» EXERCISE DETAILS
The answer must be the full listing, written out exactly.

---*---

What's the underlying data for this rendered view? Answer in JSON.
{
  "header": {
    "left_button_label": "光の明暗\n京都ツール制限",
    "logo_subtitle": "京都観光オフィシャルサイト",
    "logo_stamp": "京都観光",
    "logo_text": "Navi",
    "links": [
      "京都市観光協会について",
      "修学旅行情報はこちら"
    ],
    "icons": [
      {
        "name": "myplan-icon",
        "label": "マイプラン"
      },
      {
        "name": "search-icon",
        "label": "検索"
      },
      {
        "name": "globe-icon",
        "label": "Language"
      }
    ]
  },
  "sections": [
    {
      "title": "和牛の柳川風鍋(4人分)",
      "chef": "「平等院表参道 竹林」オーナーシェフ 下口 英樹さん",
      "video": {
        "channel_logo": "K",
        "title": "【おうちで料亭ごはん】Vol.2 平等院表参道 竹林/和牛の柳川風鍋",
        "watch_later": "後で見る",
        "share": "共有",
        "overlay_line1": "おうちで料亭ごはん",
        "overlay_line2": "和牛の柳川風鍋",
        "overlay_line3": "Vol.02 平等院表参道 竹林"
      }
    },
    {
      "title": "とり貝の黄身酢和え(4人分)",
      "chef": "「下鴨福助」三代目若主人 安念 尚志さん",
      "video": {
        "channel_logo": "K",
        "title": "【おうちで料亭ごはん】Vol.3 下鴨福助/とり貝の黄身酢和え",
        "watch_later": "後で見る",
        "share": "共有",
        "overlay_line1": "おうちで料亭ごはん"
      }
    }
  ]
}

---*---

» RESPONSE AREA
What's the underlying data for this rendered view? Answer in JSON.
{
  "header": {
    "left_button_label": "光の明暗\n京都ツール制限",
    "logo_subtitle": "京都観光オフィシャルサイト",
    "logo_stamp": "京都観光",
    "logo_text": "Navi",
    "links": [
      "京都市観光協会について",
      "修学旅行情報はこちら"
    ],
    "icons": [
      {
        "name": "myplan-icon",
        "label": "マイプラン"
      },
      {
        "name": "search-icon",
        "label": "検索"
      },
      {
        "name": "globe-icon",
        "label": "Language"
      }
    ]
  },
  "sections": [
    {
      "title": "和牛の柳川風鍋(4人分)",
      "chef": "「平等院表参道 竹林」オーナーシェフ 下口 英樹さん",
      "video": {
        "channel_logo": "K",
        "title": "【おうちで料亭ごはん】Vol.2 平等院表参道 竹林/和牛の柳川風鍋",
        "watch_later": "後で見る",
        "share": "共有",
        "overlay_line1": "おうちで料亭ごはん",
        "overlay_line2": "和牛の柳川風鍋",
        "overlay_line3": "Vol.02 平等院表参道 竹林"
      }
    },
    {
      "title": "とり貝の黄身酢和え(4人分)",
      "chef": "「下鴨福助」三代目若主人 安念 尚志さん",
      "video": {
        "channel_logo": "K",
        "title": "【おうちで料亭ごはん】Vol.3 下鴨福助/とり貝の黄身酢和え",
        "watch_later": "後で見る",
        "share": "共有",
        "overlay_line1": "おうちで料亭ごはん"
      }
    }
  ]
}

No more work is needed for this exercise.